• Sport: Cycling Disciplines: 1km time trial Classification: B3
  • Sport: Cycling Disciplines: Tandem sprint Classification: B3
  • Sport: Cycling Disciplines: Individual pursuit Classification: B3

Quick Facts

Vision impairment – macular degeneration
How acquired
Date of Birth
May 30, 1971
Melrose Park, SA
Support worker
Started Competing
First Competed for Australia
Games Experience

Beijing 2008, London 2012


Alexis Rhodes, Stuart O’Grady, Anna Meares

Career Highlights

Winning silver in the 1km time trial in Beijing then winning gold in the same event in London

Greatest Moment

Winning gold in the 1km time trial at the 2011 World Championships in Italy


Having enjoyed stellar results in the prelude to London 2012, Felicity Johnson knew she had given herself the best chance possible to win gold in the 1km time trial. With pilot Stephanie Morton, she was the world champion two years running (2011, 2012) and the world record holder. Paralympic gold was the culmination of the perfect year for Felicity who had also set a world record in the 200m flying sprint and won the world title in the tandem sprint.

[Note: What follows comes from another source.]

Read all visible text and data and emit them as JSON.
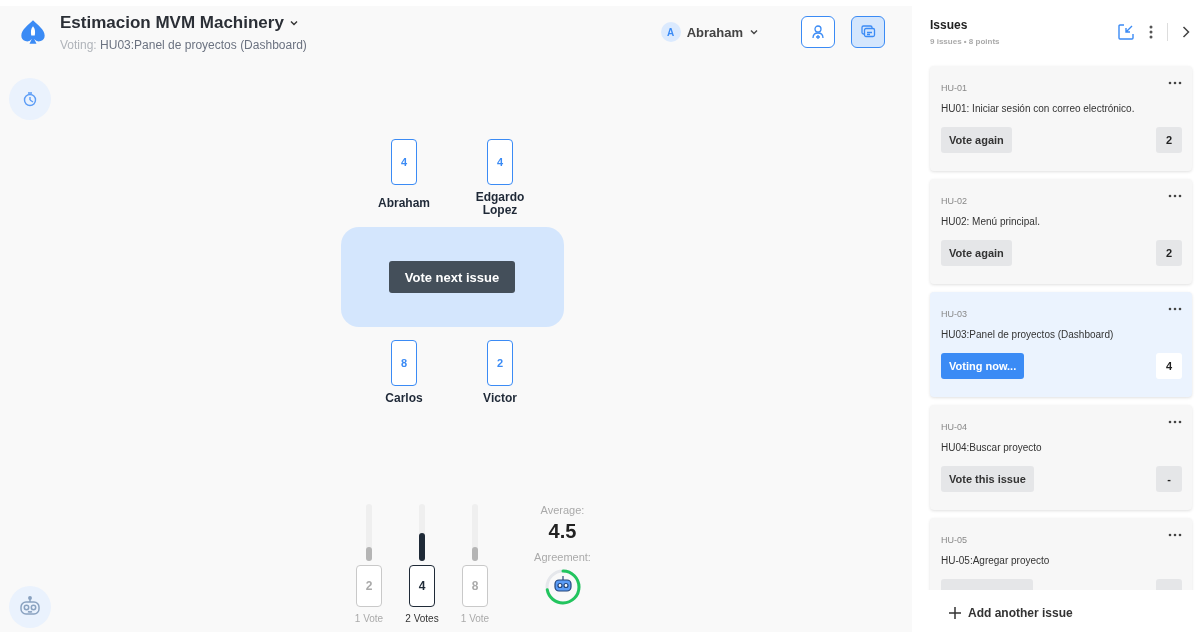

Born with a vision impairment, Felicity expressed an interest in sport from an early age. Prior to her cycling career, she was prominent in the athletics field in the late 1980s, winning two silver medals in the 800m at the FESPIC Games. After getting sick of “running” around in circles, she decided to commence “riding” around in circles instead. She first represented Australia in 2007 in the 1km time trial event at the World Championships in France, and has now continued to race at a faster and faster speed.

At her first Paralympic Games in Beijing, Felicity with her pilot Katie Parker, won a silver medal in the 1km time trial, her best international result up to that point. Felicity was amazed by her first Paralympics, both in her performance and through taking part in a world uniting event.

Felicity’s cycling prowess has been widely recognised. In 2007 she was the recipient of the National Achievement Award for Best Newcomer – a title Felicity was very delighted to receive. She has since won the Blind Sportsperson of the Year award consecutively in 2010 and 2011.

Away from the track, Felicity is a support worker for Can Do for Kids, a group established for kids with sensory disability. When the time comes to wind down her long and distinguished sporting career, she plans on maintaining an involvement with cycling in a different capacity.